Such a widening of perspective is a positive byproduct of injuries. Some, like Easter, turn to teaching. Others find varied interests outside ballet. “One of the things that I learned when I was out for a long time was that you need to have friends outside of the ballet world,” says Lopez. Before her knee prevented it, Schwimmer was in almost every other number on the tour, but now, she says, “I get to see everyone perform and experience it in a different way. It’s sad to see everyone out there having a good time but I’m enjoying myself.”
Despite their temporary loss of ability for creative expression, the injured try to stay positive. “To get back from an injury is like getting ready for the next show,” says Lopez. “At the end of the day you’re investing in your body. That’s what you have. This career is not that long as a performer.
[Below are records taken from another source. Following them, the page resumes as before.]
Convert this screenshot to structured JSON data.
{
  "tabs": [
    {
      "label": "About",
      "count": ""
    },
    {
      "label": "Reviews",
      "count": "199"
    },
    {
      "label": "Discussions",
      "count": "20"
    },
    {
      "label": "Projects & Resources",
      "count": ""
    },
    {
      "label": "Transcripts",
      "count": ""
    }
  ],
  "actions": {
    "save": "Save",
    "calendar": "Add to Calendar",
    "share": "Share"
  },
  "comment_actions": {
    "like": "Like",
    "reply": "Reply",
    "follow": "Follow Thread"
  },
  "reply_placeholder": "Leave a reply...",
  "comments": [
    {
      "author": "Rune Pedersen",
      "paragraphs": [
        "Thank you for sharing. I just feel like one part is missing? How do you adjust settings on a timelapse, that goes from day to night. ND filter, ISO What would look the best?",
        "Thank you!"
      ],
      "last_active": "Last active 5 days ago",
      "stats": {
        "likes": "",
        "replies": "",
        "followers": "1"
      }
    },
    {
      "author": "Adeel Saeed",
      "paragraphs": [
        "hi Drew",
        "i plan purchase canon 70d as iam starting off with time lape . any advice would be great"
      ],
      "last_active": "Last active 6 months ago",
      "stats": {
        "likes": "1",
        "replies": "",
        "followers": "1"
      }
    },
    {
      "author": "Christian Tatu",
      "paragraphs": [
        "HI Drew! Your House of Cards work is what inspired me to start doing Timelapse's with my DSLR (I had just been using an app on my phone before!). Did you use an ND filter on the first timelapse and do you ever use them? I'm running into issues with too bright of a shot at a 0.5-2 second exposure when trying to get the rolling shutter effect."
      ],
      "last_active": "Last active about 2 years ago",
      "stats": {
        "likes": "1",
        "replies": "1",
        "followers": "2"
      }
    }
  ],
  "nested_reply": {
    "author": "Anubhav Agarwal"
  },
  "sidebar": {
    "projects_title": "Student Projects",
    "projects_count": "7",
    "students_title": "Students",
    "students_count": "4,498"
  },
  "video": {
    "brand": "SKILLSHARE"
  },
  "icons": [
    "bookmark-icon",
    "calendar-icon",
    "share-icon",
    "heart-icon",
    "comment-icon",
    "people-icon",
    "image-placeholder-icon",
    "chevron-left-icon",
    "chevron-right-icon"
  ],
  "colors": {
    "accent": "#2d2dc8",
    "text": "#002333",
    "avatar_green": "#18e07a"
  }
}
I think if I can invest as much as I can right now, then I have time later to recover from the damage that we’re doing all these years.” Dancers face these inherent problems daily, but like life, the show must go on.
Taylor Gordon –
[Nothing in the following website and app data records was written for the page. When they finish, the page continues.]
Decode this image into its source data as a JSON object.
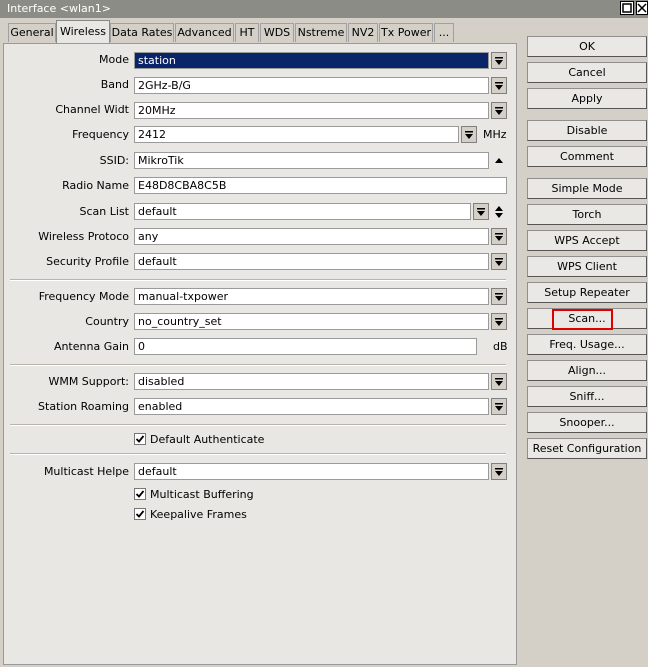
{
  "window": {
    "title": "Interface <wlan1>"
  },
  "tabs": [
    "General",
    "Wireless",
    "Data Rates",
    "Advanced",
    "HT",
    "WDS",
    "Nstreme",
    "NV2",
    "Tx Power",
    "..."
  ],
  "fields": {
    "mode": {
      "label": "Mode",
      "value": "station"
    },
    "band": {
      "label": "Band",
      "value": "2GHz-B/G"
    },
    "channel_width": {
      "label": "Channel Widt",
      "value": "20MHz"
    },
    "frequency": {
      "label": "Frequency",
      "value": "2412",
      "unit": "MHz"
    },
    "ssid": {
      "label": "SSID:",
      "value": "MikroTik"
    },
    "radio_name": {
      "label": "Radio Name",
      "value": "E48D8CBA8C5B"
    },
    "scan_list": {
      "label": "Scan List",
      "value": "default"
    },
    "wireless_protocol": {
      "label": "Wireless Protoco",
      "value": "any"
    },
    "security_profile": {
      "label": "Security Profile",
      "value": "default"
    },
    "frequency_mode": {
      "label": "Frequency Mode",
      "value": "manual-txpower"
    },
    "country": {
      "label": "Country",
      "value": "no_country_set"
    },
    "antenna_gain": {
      "label": "Antenna Gain",
      "value": "0",
      "unit": "dB"
    },
    "wmm_support": {
      "label": "WMM Support:",
      "value": "disabled"
    },
    "station_roaming": {
      "label": "Station Roaming",
      "value": "enabled"
    },
    "multicast_helper": {
      "label": "Multicast Helpe",
      "value": "default"
    }
  },
  "checkboxes": {
    "default_authenticate": {
      "label": "Default Authenticate",
      "checked": true
    },
    "multicast_buffering": {
      "label": "Multicast Buffering",
      "checked": true
    },
    "keepalive_frames": {
      "label": "Keepalive Frames",
      "checked": true
    }
  },
  "buttons": [
    "OK",
    "Cancel",
    "Apply",
    "Disable",
    "Comment",
    "Simple Mode",
    "Torch",
    "WPS Accept",
    "WPS Client",
    "Setup Repeater",
    "Scan...",
    "Freq. Usage...",
    "Align...",
    "Sniff...",
    "Snooper...",
    "Reset Configuration"
  ],
  "colors": {
    "title_bar": "#8c8c86",
    "selection": "#0a246a",
    "highlight_box": "#e00000"
  }
}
“Oh my god, I’m going to get fired!”
I was really shocked by the staff of ABT. They treat everyone differently, and I’ve never really had an issue with the company. I’ve always been there. I’ve always done my job. I’ve always been ready. They come to expect certain behaviors of people. And when this happened to me, because it’s a company of so many dancers, I kind of was expecting them to just brush me to the side.
The staff all called me personally and said, ‘This will not have an effect on you artistically. We want you back as soon as you can get back.’ They sent flowers and balloons and stuffed animals. That really got me emotional the first two or three weeks after the surgery because I never expected it. I was getting calls from people that I never would have thought would call me. I don’t know where they got my number but that was really awesome. It really helped, knowing that I really have a second family here and it wasn’t just about, ‘I hope my career is going to be fine and I hope I can continue my life.’ Sometimes you don’t know how much people really care until you’re in a tough situation and find out that the people I thought were just coworkers and acquaintances took time out of their busy New York schedules to go somewhere and find my number and call and say they’re thinking of me…that really moved me.
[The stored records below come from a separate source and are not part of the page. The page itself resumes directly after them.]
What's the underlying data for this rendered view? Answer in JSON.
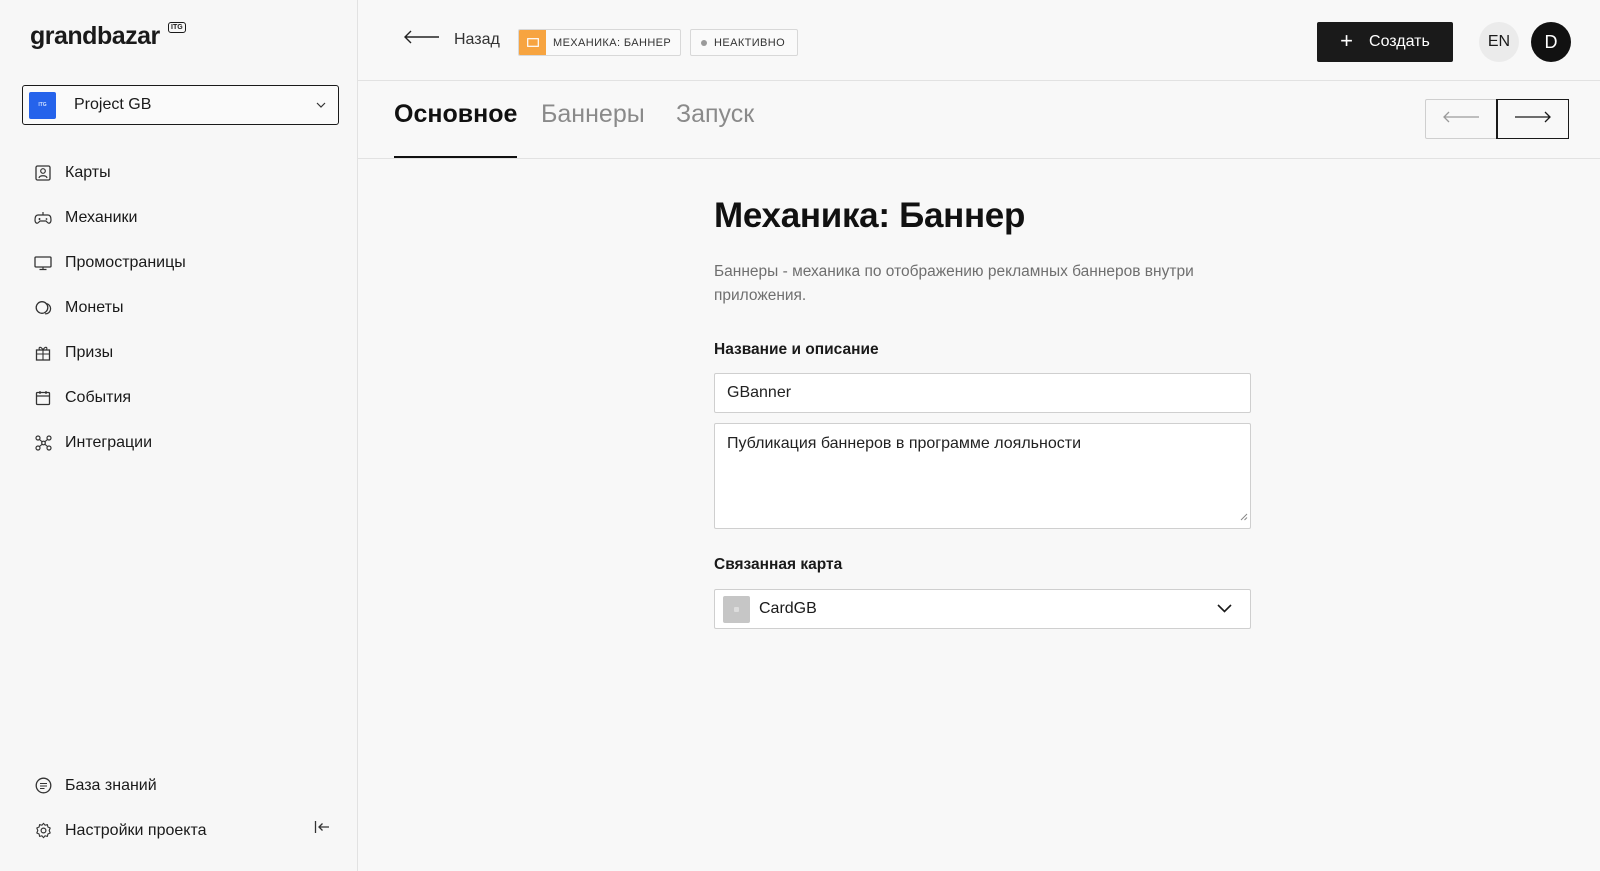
{
  "brand": {
    "logo": "grandbazar",
    "logo_badge": "ITG"
  },
  "project": {
    "avatar_text": "ITG",
    "name": "Project GB"
  },
  "nav": {
    "items": [
      {
        "label": "Карты",
        "icon": "cards-icon"
      },
      {
        "label": "Механики",
        "icon": "gamepad-icon"
      },
      {
        "label": "Промостраницы",
        "icon": "monitor-icon"
      },
      {
        "label": "Монеты",
        "icon": "coins-icon"
      },
      {
        "label": "Призы",
        "icon": "gift-icon"
      },
      {
        "label": "События",
        "icon": "calendar-icon"
      },
      {
        "label": "Интеграции",
        "icon": "integrations-icon"
      }
    ],
    "bottom": [
      {
        "label": "База знаний",
        "icon": "knowledge-icon"
      },
      {
        "label": "Настройки проекта",
        "icon": "settings-icon"
      }
    ]
  },
  "header": {
    "back_label": "Назад",
    "mechanic_tag": "МЕХАНИКА: БАННЕР",
    "status_tag": "НЕАКТИВНО",
    "create_label": "Создать",
    "lang": "EN",
    "user_initial": "D"
  },
  "tabs": [
    {
      "label": "Основное",
      "active": true
    },
    {
      "label": "Баннеры",
      "active": false
    },
    {
      "label": "Запуск",
      "active": false
    }
  ],
  "main": {
    "title": "Механика: Баннер",
    "description": "Баннеры - механика по отображению рекламных баннеров внутри приложения.",
    "name_section_label": "Название и описание",
    "name_value": "GBanner",
    "description_value": "Публикация баннеров в программе лояльности",
    "card_section_label": "Связанная карта",
    "card_value": "CardGB"
  },
  "colors": {
    "accent_orange": "#f7a440",
    "project_blue": "#2563eb",
    "dark": "#1a1a1a"
  }
}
Kenny Easter, interviewed by Taylor Gordon* American Ballet Theatre - abt.org
Taylor Gordon trained at Boston Ballet School before moving away from home at age fourteen to attend the boarding academic program at The Rock School of Pennsylvania Ballet on scholarship. After graduating high school at sixteen and discovering her love of writing, she moved to NYC to continue dancing at Ballet Academy East and to study Communication Arts at Marymount Manhattan College, where she was the features Editor of the school paper, The Monitor. She graduated magna cum laude at age nineteen in January 2008 with a head start in pursuing a Master’s Degree in Magazine Publishing at Pace University, on top of dancing professionally. She has performed as a student with Boston Ballet, Pennsylvania Ballet, and professionally with the Albano Ballet Company. Seizing every opportunity while juggling a dance career and college, she has interned at various magazines, most recently the New Yorker, and has written for a number of publications and websites. She enjoys giving a voice to an otherwise non-verbal art form through her writing. Taylor started writing as a regular contributor for movmnt magazine in Spring 08 with a crossed portraits of professional dancers going through injuries and life.